The former Senate majority leader seems to have something in common with his fellow citizens -- or at least those who contribute to the $345 billion annual gap (as of 2001) between what the Internal Revenue Service estimates taxpayers owe and what they voluntarily cough up.
Tax filers own up to nearly all the income the IRS can double-check against documents sent to it by employers, brokers and banks. But people are for some reason very neglectful when it comes to income and deductions that the IRS can't easily cross-check. They pay only 45 percent of the taxes owed in their noncheckable lives.
"I run into it with clients all the time. The current system has built a mentality that if there is no W-2 or 1099, it's not reportable income," says Phoenix CPA Edward Zollars.
Daschle should have known better, but maybe it's understandable if ordinary folks think this way. Over the past two decades the number of 1099s and other information returns sent to the Internal Revenue Service has doubled -- to a projected 1.95 billion this year. IRS computers match most against individual returns and spit out 3 million-plus CP 2000 notices to taxpayers a year demanding an explanation for discrepancies.
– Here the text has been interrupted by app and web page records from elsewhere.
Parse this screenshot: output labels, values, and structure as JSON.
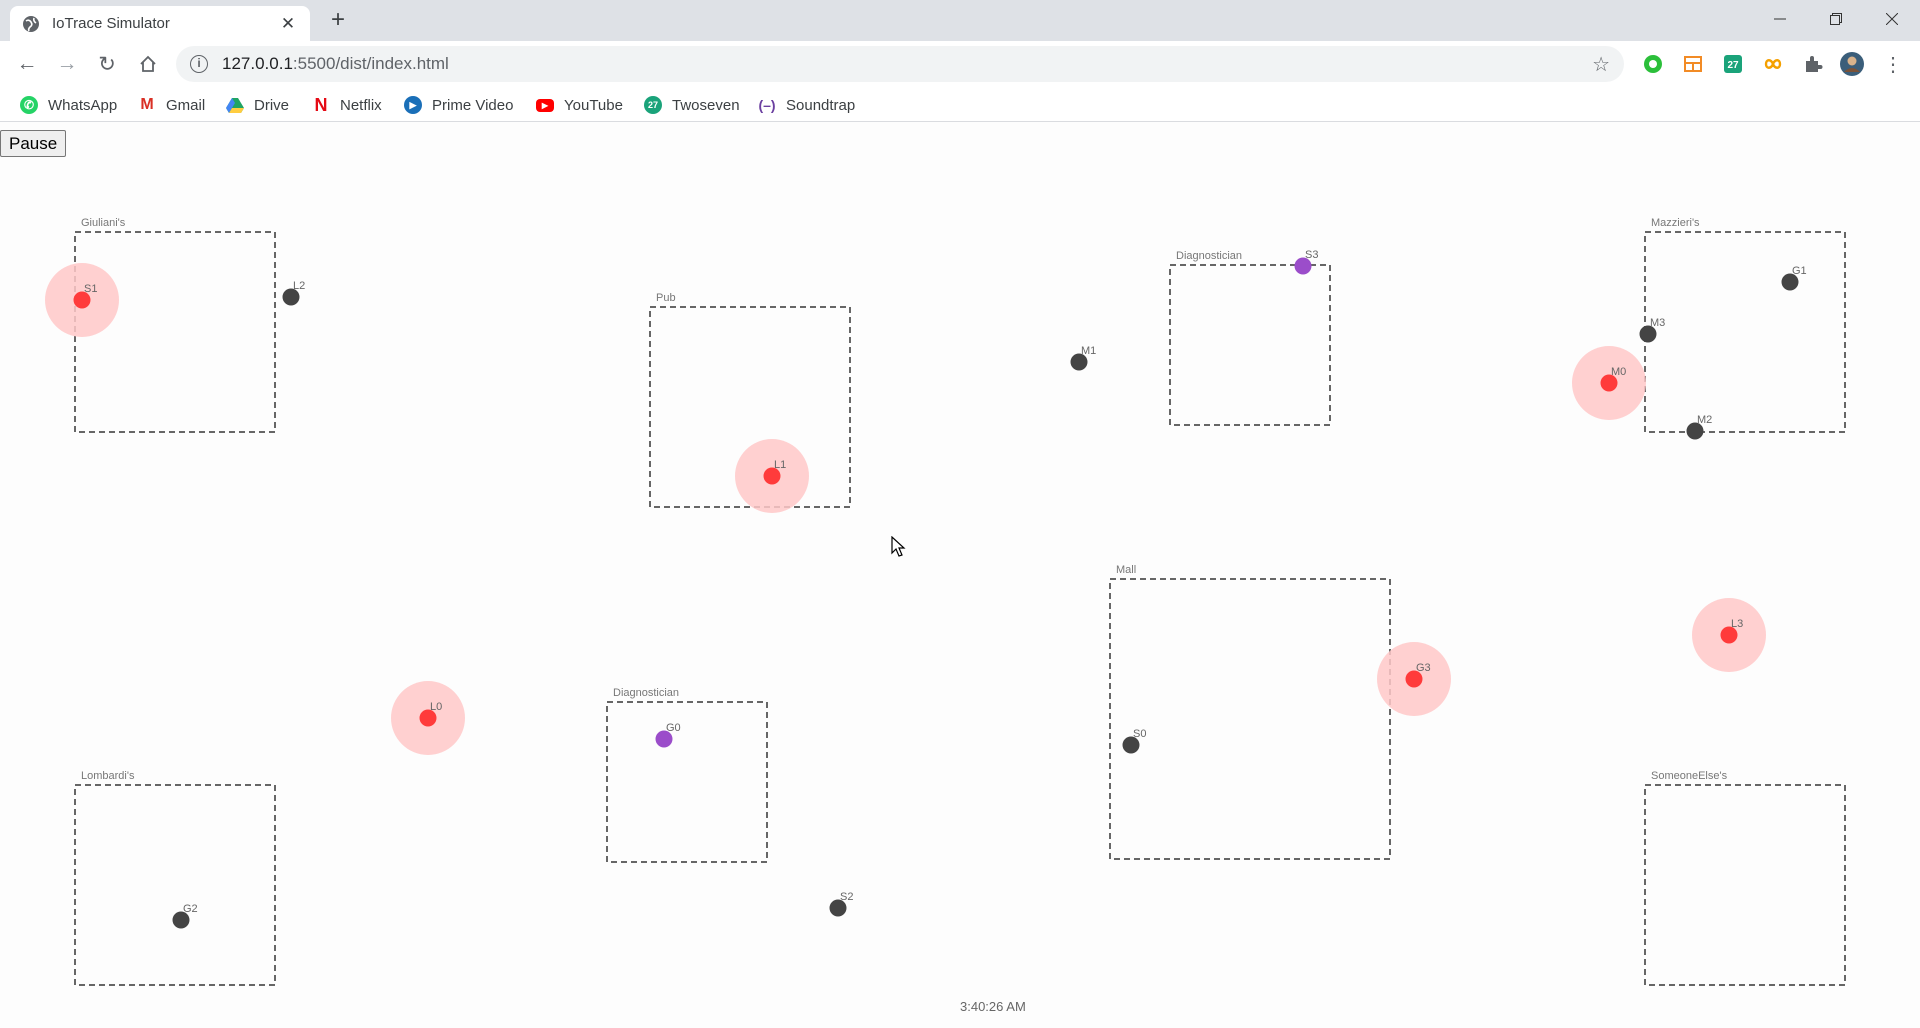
{
  "browser": {
    "tab_title": "IoTrace Simulator",
    "url_host": "127.0.0.1",
    "url_rest": ":5500/dist/index.html",
    "bookmarks": [
      {
        "label": "WhatsApp",
        "icon": "whatsapp-icon",
        "color": "#25d366"
      },
      {
        "label": "Gmail",
        "icon": "gmail-icon",
        "color": "#d93025"
      },
      {
        "label": "Drive",
        "icon": "drive-icon",
        "color": "#1fa463"
      },
      {
        "label": "Netflix",
        "icon": "netflix-icon",
        "color": "#e50914"
      },
      {
        "label": "Prime Video",
        "icon": "prime-video-icon",
        "color": "#1a98ff"
      },
      {
        "label": "YouTube",
        "icon": "youtube-icon",
        "color": "#ff0000"
      },
      {
        "label": "Twoseven",
        "icon": "twoseven-icon",
        "color": "#1aa37a"
      },
      {
        "label": "Soundtrap",
        "icon": "soundtrap-icon",
        "color": "#6b3fa0"
      }
    ]
  },
  "page": {
    "pause_label": "Pause",
    "clock": "3:40:26 AM"
  },
  "colors": {
    "infected": "#ff3b3b",
    "infected_halo": "#ffc8c8",
    "healthy": "#444444",
    "diagnosed": "#9b4dca",
    "zone_border": "#666666"
  },
  "zones": [
    {
      "name": "Giuliani's"
    },
    {
      "name": "Pub"
    },
    {
      "name": "Diagnostician"
    },
    {
      "name": "Mazzieri's"
    },
    {
      "name": "Mall"
    },
    {
      "name": "Diagnostician"
    },
    {
      "name": "Lombardi's"
    },
    {
      "name": "SomeoneElse's"
    }
  ],
  "devices": [
    {
      "id": "S1",
      "state": "infected"
    },
    {
      "id": "L2",
      "state": "healthy"
    },
    {
      "id": "L1",
      "state": "infected"
    },
    {
      "id": "M1",
      "state": "healthy"
    },
    {
      "id": "S3",
      "state": "diagnosed"
    },
    {
      "id": "G1",
      "state": "healthy"
    },
    {
      "id": "M3",
      "state": "healthy"
    },
    {
      "id": "M0",
      "state": "infected"
    },
    {
      "id": "M2",
      "state": "healthy"
    },
    {
      "id": "L3",
      "state": "infected"
    },
    {
      "id": "G3",
      "state": "infected"
    },
    {
      "id": "S0",
      "state": "healthy"
    },
    {
      "id": "L0",
      "state": "infected"
    },
    {
      "id": "G0",
      "state": "diagnosed"
    },
    {
      "id": "G2",
      "state": "healthy"
    },
    {
      "id": "S2",
      "state": "healthy"
    }
  ]
}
Meanwhile, the ranks of IRS revenue agents (who perform the "field" audits that might find, say, unreported cash income) have shrunk 25 percent and the IRS has been busy battling dicey tax shelters, wacky tax protesters and hidden offshore accounts. The result: The IRS conducted field audits of only one in 440 taxpayers last year, half the rate in 1998. "The IRS doesn't have the resources now to do anything besides document matching for the bulk of the population," observes attorney Lawrence B. Gibbs, a Miller & Chevalier partner who was IRS commissioner in the late 1980s.
Yes, but don't get too cocky. As the table shows, the IRS is now using its shrunken field force to go after the better off. And it has ramped up use of a low-cost technique to attack deductions and credits claimed by ordinary folks: "correspondence," or by-mail, audits. Last year the IRS sent 1.1 million letters declaring deductions of some kind would be denied unless taxpayers mailed back acceptable documentation. "This paper tiger can make people's lives miserable," says Claudia Hill, a Cupertino, Calif. tax pro who edits CCH's Journal of Tax Practice & Procedure.
Here are some ways for the law-abiding (and the less so) to minimize IRS grief.
Study the charity rules. Congress has tightened rules on charitable deductions, making this a prime area for mail audits, says Hill. Gone are the days when Bill and Hillary Clinton could deduct $75 for giving a suit with ripped pants to the Salvation Army. You can't write off donations of small items in less than good condition and need receipts or canceled checks for any cash gift, even $10 put in the church collection plate.